------ EXTRACTED INFORMATION ------

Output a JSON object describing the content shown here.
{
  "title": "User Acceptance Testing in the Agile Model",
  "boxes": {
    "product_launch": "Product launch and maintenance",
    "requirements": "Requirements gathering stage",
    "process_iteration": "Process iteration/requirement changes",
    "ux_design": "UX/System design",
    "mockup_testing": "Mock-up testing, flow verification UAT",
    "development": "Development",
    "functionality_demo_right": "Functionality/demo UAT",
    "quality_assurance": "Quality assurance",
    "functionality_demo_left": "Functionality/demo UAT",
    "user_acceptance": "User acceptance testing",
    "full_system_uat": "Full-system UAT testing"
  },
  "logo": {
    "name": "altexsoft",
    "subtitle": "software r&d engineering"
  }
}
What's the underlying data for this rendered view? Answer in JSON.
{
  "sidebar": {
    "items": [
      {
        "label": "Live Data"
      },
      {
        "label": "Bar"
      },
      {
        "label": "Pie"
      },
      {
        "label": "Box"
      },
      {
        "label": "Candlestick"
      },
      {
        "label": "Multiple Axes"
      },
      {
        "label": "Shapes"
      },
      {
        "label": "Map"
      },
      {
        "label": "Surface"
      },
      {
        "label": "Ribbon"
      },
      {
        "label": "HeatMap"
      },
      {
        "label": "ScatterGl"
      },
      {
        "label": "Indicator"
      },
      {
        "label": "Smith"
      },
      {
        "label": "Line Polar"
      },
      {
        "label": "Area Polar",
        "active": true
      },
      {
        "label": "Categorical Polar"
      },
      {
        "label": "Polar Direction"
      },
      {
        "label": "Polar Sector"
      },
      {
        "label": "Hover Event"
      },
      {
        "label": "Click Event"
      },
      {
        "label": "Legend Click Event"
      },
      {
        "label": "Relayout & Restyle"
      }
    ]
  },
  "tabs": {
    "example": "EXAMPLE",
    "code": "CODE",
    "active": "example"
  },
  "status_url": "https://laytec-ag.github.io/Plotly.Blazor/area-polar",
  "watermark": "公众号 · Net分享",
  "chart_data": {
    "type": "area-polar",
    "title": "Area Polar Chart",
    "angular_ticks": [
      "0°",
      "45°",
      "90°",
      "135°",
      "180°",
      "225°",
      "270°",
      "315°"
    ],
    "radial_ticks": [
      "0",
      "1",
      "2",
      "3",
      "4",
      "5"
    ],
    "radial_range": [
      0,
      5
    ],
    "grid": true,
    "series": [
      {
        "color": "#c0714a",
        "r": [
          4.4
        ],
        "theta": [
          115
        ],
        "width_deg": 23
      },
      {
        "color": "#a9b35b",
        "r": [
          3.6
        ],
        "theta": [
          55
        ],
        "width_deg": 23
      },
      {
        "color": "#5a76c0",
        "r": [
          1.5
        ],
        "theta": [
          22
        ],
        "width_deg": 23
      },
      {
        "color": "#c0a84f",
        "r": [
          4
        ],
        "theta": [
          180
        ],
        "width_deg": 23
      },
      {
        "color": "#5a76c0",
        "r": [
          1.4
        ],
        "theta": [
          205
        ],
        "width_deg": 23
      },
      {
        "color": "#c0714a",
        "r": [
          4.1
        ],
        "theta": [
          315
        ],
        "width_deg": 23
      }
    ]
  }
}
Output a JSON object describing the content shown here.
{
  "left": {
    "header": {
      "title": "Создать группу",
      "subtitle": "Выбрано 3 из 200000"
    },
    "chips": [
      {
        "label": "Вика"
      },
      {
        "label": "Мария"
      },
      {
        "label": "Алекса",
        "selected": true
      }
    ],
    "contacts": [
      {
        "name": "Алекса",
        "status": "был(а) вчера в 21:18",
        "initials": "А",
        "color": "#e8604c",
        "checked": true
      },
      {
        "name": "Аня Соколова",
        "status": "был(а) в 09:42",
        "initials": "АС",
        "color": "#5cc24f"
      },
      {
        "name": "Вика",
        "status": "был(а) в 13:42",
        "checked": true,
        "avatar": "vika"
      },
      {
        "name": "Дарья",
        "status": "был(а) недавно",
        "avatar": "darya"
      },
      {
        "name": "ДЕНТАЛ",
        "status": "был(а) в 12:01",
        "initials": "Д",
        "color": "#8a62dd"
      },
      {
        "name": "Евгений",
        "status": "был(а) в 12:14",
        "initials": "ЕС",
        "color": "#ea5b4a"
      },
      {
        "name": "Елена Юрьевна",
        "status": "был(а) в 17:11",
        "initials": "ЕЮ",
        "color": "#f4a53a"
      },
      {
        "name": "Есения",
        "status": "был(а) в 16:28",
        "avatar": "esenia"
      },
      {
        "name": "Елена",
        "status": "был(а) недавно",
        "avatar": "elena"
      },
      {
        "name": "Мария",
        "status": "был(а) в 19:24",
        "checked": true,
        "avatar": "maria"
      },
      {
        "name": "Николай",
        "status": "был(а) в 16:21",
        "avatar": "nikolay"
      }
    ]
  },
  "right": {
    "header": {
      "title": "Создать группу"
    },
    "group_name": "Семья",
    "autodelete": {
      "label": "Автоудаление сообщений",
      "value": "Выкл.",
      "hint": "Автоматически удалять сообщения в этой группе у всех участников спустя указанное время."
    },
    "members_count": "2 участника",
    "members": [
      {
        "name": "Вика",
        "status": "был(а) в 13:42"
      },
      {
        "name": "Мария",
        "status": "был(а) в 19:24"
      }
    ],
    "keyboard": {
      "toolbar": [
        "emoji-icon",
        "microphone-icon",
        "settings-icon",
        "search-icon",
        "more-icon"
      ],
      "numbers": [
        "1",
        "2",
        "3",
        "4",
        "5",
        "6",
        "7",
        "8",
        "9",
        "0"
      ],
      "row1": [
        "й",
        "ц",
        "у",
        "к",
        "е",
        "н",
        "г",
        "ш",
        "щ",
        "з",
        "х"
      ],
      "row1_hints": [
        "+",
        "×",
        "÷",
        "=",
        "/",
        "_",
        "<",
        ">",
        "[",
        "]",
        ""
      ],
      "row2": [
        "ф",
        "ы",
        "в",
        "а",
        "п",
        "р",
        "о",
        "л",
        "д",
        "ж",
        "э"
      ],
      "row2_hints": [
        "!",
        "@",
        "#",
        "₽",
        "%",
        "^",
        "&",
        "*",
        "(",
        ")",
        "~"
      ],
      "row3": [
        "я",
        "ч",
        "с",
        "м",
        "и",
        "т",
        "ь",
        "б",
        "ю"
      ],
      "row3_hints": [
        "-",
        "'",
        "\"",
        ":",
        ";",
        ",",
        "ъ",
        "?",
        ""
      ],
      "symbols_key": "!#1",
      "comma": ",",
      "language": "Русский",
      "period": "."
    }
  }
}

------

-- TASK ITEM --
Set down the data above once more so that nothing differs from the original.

-- SOLVED PROBLEM --
Output a JSON object describing the content shown here.
{
  "title": "User Acceptance Testing in the Agile Model",
  "boxes": {
    "product_launch": "Product launch and maintenance",
    "requirements": "Requirements gathering stage",
    "process_iteration": "Process iteration/requirement changes",
    "ux_design": "UX/System design",
    "mockup_testing": "Mock-up testing, flow verification UAT",
    "development": "Development",
    "functionality_demo_right": "Functionality/demo UAT",
    "quality_assurance": "Quality assurance",
    "functionality_demo_left": "Functionality/demo UAT",
    "user_acceptance": "User acceptance testing",
    "full_system_uat": "Full-system UAT testing"
  },
  "logo": {
    "name": "altexsoft",
    "subtitle": "software r&d engineering"
  }
}
What's the underlying data for this rendered view? Answer in JSON.
{
  "sidebar": {
    "items": [
      {
        "label": "Live Data"
      },
      {
        "label": "Bar"
      },
      {
        "label": "Pie"
      },
      {
        "label": "Box"
      },
      {
        "label": "Candlestick"
      },
      {
        "label": "Multiple Axes"
      },
      {
        "label": "Shapes"
      },
      {
        "label": "Map"
      },
      {
        "label": "Surface"
      },
      {
        "label": "Ribbon"
      },
      {
        "label": "HeatMap"
      },
      {
        "label": "ScatterGl"
      },
      {
        "label": "Indicator"
      },
      {
        "label": "Smith"
      },
      {
        "label": "Line Polar"
      },
      {
        "label": "Area Polar",
        "active": true
      },
      {
        "label": "Categorical Polar"
      },
      {
        "label": "Polar Direction"
      },
      {
        "label": "Polar Sector"
      },
      {
        "label": "Hover Event"
      },
      {
        "label": "Click Event"
      },
      {
        "label": "Legend Click Event"
      },
      {
        "label": "Relayout & Restyle"
      }
    ]
  },
  "tabs": {
    "example": "EXAMPLE",
    "code": "CODE",
    "active": "example"
  },
  "status_url": "https://laytec-ag.github.io/Plotly.Blazor/area-polar",
  "watermark": "公众号 · Net分享",
  "chart_data": {
    "type": "area-polar",
    "title": "Area Polar Chart",
    "angular_ticks": [
      "0°",
      "45°",
      "90°",
      "135°",
      "180°",
      "225°",
      "270°",
      "315°"
    ],
    "radial_ticks": [
      "0",
      "1",
      "2",
      "3",
      "4",
      "5"
    ],
    "radial_range": [
      0,
      5
    ],
    "grid": true,
    "series": [
      {
        "color": "#c0714a",
        "r": [
          4.4
        ],
        "theta": [
          115
        ],
        "width_deg": 23
      },
      {
        "color": "#a9b35b",
        "r": [
          3.6
        ],
        "theta": [
          55
        ],
        "width_deg": 23
      },
      {
        "color": "#5a76c0",
        "r": [
          1.5
        ],
        "theta": [
          22
        ],
        "width_deg": 23
      },
      {
        "color": "#c0a84f",
        "r": [
          4
        ],
        "theta": [
          180
        ],
        "width_deg": 23
      },
      {
        "color": "#5a76c0",
        "r": [
          1.4
        ],
        "theta": [
          205
        ],
        "width_deg": 23
      },
      {
        "color": "#c0714a",
        "r": [
          4.1
        ],
        "theta": [
          315
        ],
        "width_deg": 23
      }
    ]
  }
}
Output a JSON object describing the content shown here.
{
  "left": {
    "header": {
      "title": "Создать группу",
      "subtitle": "Выбрано 3 из 200000"
    },
    "chips": [
      {
        "label": "Вика"
      },
      {
        "label": "Мария"
      },
      {
        "label": "Алекса",
        "selected": true
      }
    ],
    "contacts": [
      {
        "name": "Алекса",
        "status": "был(а) вчера в 21:18",
        "initials": "А",
        "color": "#e8604c",
        "checked": true
      },
      {
        "name": "Аня Соколова",
        "status": "был(а) в 09:42",
        "initials": "АС",
        "color": "#5cc24f"
      },
      {
        "name": "Вика",
        "status": "был(а) в 13:42",
        "checked": true,
        "avatar": "vika"
      },
      {
        "name": "Дарья",
        "status": "был(а) недавно",
        "avatar": "darya"
      },
      {
        "name": "ДЕНТАЛ",
        "status": "был(а) в 12:01",
        "initials": "Д",
        "color": "#8a62dd"
      },
      {
        "name": "Евгений",
        "status": "был(а) в 12:14",
        "initials": "ЕС",
        "color": "#ea5b4a"
      },
      {
        "name": "Елена Юрьевна",
        "status": "был(а) в 17:11",
        "initials": "ЕЮ",
        "color": "#f4a53a"
      },
      {
        "name": "Есения",
        "status": "был(а) в 16:28",
        "avatar": "esenia"
      },
      {
        "name": "Елена",
        "status": "был(а) недавно",
        "avatar": "elena"
      },
      {
        "name": "Мария",
        "status": "был(а) в 19:24",
        "checked": true,
        "avatar": "maria"
      },
      {
        "name": "Николай",
        "status": "был(а) в 16:21",
        "avatar": "nikolay"
      }
    ]
  },
  "right": {
    "header": {
      "title": "Создать группу"
    },
    "group_name": "Семья",
    "autodelete": {
      "label": "Автоудаление сообщений",
      "value": "Выкл.",
      "hint": "Автоматически удалять сообщения в этой группе у всех участников спустя указанное время."
    },
    "members_count": "2 участника",
    "members": [
      {
        "name": "Вика",
        "status": "был(а) в 13:42"
      },
      {
        "name": "Мария",
        "status": "был(а) в 19:24"
      }
    ],
    "keyboard": {
      "toolbar": [
        "emoji-icon",
        "microphone-icon",
        "settings-icon",
        "search-icon",
        "more-icon"
      ],
      "numbers": [
        "1",
        "2",
        "3",
        "4",
        "5",
        "6",
        "7",
        "8",
        "9",
        "0"
      ],
      "row1": [
        "й",
        "ц",
        "у",
        "к",
        "е",
        "н",
        "г",
        "ш",
        "щ",
        "з",
        "х"
      ],
      "row1_hints": [
        "+",
        "×",
        "÷",
        "=",
        "/",
        "_",
        "<",
        ">",
        "[",
        "]",
        ""
      ],
      "row2": [
        "ф",
        "ы",
        "в",
        "а",
        "п",
        "р",
        "о",
        "л",
        "д",
        "ж",
        "э"
      ],
      "row2_hints": [
        "!",
        "@",
        "#",
        "₽",
        "%",
        "^",
        "&",
        "*",
        "(",
        ")",
        "~"
      ],
      "row3": [
        "я",
        "ч",
        "с",
        "м",
        "и",
        "т",
        "ь",
        "б",
        "ю"
      ],
      "row3_hints": [
        "-",
        "'",
        "\"",
        ":",
        ";",
        ",",
        "ъ",
        "?",
        ""
      ],
      "symbols_key": "!#1",
      "comma": ",",
      "language": "Русский",
      "period": "."
    }
  }
}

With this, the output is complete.